Goal of the exercise: Those lines of the records that contain "Tutors" are to be located and copied.

Dataset rows describing interfaces:
▽

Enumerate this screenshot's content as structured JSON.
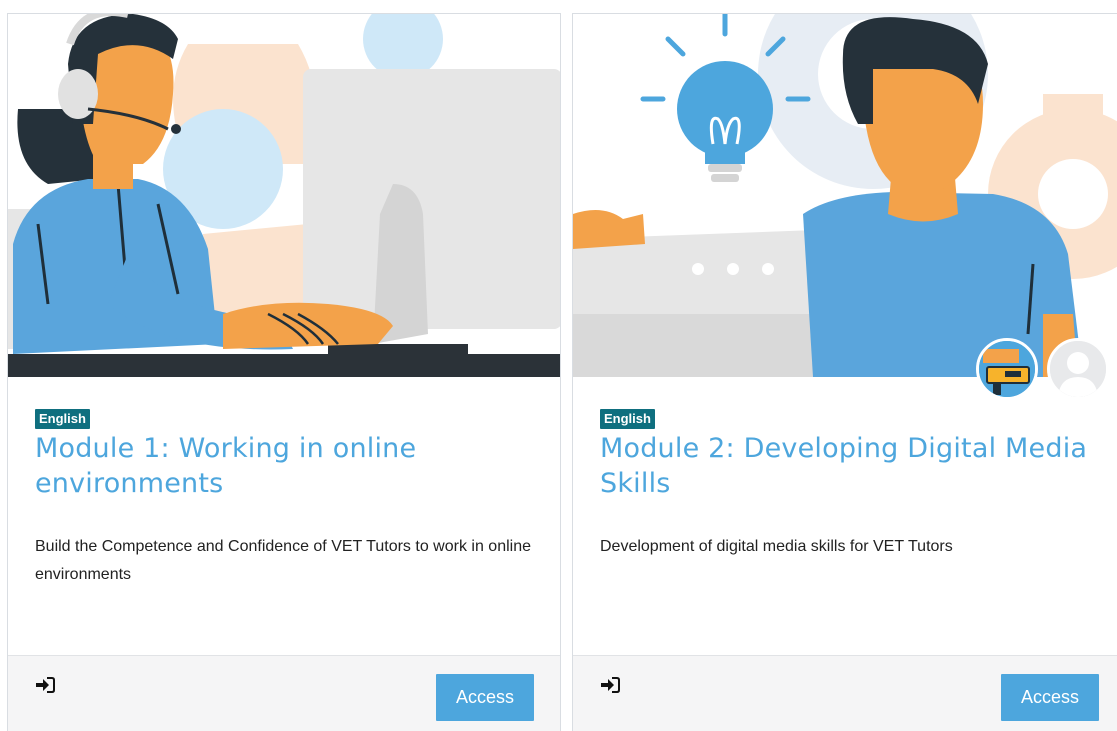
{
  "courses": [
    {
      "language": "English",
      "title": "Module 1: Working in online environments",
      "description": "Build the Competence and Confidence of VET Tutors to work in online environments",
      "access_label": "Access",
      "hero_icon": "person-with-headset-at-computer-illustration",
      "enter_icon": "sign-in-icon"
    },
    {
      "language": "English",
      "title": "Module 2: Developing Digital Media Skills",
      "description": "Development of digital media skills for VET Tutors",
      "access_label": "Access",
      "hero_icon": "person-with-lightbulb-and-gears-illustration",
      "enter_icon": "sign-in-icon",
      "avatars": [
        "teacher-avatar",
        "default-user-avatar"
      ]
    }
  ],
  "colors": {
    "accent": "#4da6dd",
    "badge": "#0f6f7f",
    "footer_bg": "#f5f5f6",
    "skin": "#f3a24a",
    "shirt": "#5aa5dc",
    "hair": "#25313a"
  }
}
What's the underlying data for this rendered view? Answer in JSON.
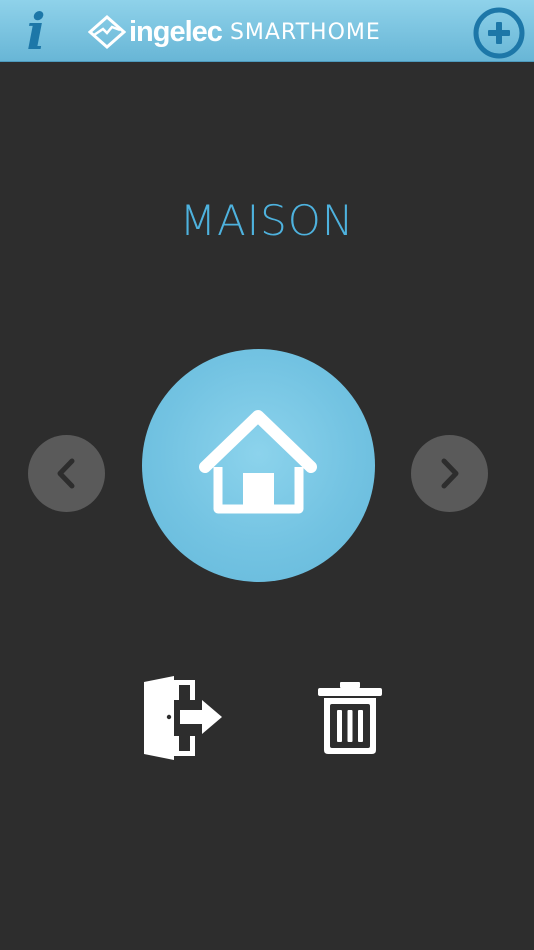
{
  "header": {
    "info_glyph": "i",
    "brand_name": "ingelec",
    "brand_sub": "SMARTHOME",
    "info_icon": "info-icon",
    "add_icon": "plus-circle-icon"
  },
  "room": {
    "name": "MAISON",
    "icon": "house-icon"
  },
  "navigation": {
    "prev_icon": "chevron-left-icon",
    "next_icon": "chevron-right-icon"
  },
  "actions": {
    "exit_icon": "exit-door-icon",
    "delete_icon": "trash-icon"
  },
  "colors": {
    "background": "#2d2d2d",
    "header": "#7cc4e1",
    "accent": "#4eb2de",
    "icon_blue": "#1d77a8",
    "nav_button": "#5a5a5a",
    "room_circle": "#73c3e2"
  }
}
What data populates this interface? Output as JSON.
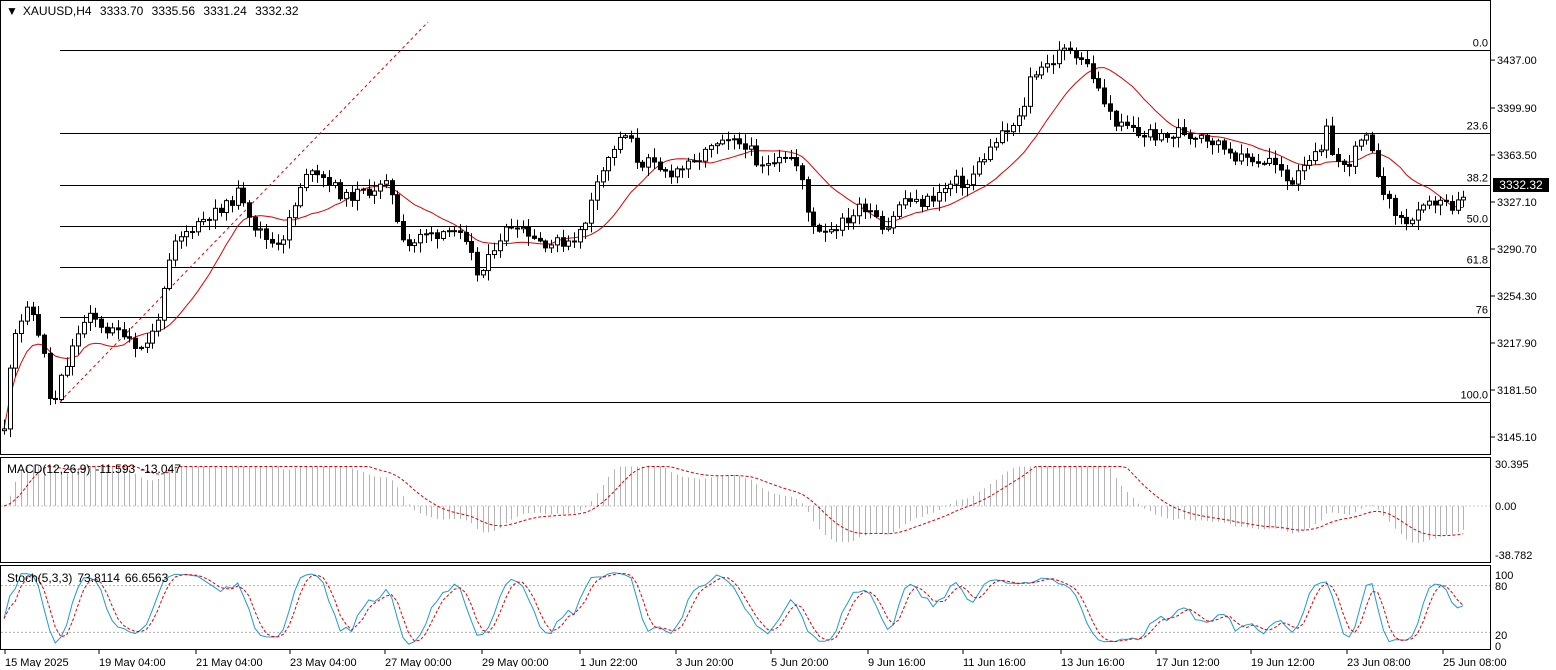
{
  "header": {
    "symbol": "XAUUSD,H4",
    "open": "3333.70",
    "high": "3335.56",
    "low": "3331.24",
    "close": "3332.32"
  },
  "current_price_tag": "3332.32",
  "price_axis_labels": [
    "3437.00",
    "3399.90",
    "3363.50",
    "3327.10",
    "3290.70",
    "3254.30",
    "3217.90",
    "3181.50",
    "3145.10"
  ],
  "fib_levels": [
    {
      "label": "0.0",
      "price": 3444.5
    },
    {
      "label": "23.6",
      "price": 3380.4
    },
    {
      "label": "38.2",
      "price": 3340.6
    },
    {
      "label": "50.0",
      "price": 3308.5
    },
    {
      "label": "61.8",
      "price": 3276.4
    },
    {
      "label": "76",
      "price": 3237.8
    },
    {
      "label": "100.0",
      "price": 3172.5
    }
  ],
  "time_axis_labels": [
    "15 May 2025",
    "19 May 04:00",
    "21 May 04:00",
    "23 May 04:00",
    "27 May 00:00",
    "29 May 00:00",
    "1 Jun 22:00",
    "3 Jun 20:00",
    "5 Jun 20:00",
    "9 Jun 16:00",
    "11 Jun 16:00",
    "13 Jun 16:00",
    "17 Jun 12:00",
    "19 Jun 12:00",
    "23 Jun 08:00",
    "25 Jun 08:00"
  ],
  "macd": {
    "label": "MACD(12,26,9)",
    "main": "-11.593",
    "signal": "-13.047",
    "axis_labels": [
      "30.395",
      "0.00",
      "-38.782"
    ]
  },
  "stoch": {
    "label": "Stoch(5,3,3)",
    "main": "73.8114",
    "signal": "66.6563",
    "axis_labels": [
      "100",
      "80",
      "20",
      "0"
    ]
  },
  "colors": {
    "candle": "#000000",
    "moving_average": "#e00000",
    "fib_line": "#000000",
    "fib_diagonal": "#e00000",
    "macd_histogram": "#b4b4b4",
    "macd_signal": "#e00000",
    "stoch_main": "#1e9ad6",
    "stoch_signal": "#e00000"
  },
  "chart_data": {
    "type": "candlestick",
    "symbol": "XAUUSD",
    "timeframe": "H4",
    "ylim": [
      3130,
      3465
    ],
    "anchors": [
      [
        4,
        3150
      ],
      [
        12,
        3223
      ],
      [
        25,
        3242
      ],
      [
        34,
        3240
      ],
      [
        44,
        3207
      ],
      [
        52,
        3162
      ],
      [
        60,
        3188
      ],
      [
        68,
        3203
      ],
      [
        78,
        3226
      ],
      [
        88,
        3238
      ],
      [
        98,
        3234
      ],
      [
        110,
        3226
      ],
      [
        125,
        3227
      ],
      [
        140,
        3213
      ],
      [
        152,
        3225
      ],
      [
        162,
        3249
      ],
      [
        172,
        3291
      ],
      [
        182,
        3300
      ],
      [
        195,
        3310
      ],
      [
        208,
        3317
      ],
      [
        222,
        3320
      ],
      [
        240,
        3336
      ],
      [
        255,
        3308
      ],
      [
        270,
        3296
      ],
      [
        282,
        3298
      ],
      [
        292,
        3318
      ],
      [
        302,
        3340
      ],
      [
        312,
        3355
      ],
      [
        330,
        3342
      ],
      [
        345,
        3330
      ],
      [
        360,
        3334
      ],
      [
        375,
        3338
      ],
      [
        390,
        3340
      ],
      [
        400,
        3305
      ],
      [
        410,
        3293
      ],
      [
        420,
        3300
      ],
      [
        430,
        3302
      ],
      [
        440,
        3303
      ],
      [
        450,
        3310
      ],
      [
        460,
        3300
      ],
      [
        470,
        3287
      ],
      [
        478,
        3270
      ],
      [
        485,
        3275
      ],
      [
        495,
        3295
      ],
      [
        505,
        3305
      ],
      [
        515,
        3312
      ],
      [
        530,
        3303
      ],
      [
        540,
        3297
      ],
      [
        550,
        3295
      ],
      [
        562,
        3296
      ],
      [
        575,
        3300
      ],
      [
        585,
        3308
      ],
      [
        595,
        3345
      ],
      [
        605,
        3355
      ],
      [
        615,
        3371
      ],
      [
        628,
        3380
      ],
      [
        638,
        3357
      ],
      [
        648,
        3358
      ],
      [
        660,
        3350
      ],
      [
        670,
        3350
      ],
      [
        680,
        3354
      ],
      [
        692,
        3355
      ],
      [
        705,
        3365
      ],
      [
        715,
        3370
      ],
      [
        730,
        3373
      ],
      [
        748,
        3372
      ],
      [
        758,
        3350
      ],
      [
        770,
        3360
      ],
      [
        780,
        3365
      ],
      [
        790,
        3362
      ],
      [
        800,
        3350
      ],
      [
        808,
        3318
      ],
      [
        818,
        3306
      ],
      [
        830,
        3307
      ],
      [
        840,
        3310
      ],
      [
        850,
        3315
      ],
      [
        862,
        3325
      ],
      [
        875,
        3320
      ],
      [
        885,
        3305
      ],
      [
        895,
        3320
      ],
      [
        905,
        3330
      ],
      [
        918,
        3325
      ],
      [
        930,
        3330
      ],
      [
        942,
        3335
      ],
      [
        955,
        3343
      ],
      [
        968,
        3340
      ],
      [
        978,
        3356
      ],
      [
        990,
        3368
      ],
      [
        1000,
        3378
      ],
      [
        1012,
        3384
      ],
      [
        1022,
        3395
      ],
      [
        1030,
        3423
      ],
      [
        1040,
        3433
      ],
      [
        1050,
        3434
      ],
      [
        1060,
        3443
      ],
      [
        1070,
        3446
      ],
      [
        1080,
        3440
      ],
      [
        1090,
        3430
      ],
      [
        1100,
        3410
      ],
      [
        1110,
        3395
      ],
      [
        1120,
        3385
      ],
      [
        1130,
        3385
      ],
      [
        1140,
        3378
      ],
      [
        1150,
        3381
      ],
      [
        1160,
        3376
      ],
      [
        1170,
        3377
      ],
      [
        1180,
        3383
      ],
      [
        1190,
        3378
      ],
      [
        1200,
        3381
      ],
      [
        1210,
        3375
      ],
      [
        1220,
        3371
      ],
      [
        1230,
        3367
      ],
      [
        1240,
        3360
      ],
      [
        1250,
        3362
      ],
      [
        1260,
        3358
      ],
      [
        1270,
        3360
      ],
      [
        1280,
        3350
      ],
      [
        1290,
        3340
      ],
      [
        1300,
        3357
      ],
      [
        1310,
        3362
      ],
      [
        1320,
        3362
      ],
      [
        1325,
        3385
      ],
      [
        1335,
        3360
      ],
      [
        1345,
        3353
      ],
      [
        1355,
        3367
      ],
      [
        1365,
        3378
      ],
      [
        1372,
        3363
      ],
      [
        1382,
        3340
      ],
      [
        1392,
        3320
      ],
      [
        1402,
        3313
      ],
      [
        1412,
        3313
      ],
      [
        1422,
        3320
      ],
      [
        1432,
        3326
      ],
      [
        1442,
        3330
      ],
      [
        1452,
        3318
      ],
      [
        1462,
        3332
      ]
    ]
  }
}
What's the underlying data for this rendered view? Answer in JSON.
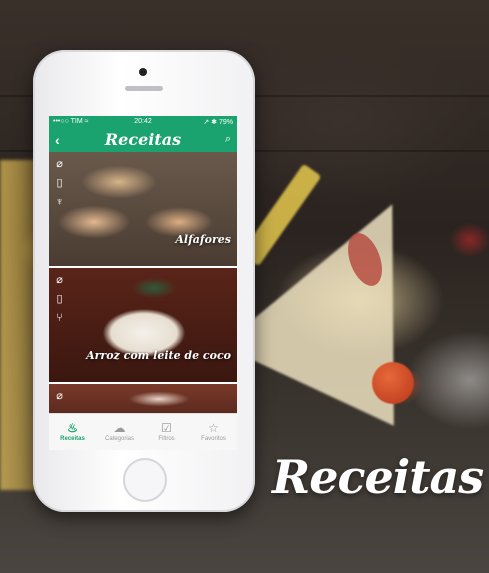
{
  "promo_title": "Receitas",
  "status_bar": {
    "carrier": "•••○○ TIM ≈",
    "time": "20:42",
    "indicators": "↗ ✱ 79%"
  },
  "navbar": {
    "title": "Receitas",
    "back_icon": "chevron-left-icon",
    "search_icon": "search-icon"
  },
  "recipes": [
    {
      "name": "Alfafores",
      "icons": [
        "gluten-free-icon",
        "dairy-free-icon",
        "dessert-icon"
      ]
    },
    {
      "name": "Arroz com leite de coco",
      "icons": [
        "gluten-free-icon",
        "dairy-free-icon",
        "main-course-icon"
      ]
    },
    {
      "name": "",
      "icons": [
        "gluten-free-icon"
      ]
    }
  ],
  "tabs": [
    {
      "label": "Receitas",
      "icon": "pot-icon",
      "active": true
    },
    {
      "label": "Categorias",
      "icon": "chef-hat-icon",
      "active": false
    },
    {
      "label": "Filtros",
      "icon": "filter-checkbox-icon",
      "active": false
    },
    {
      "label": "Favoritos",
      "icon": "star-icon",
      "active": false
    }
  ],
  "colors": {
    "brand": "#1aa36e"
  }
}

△

Output of the exercise:
      "description": "Build the Competence and Confidence of VET Tutors to work in online environments",
      "description": "Development of digital media skills for VET Tutors",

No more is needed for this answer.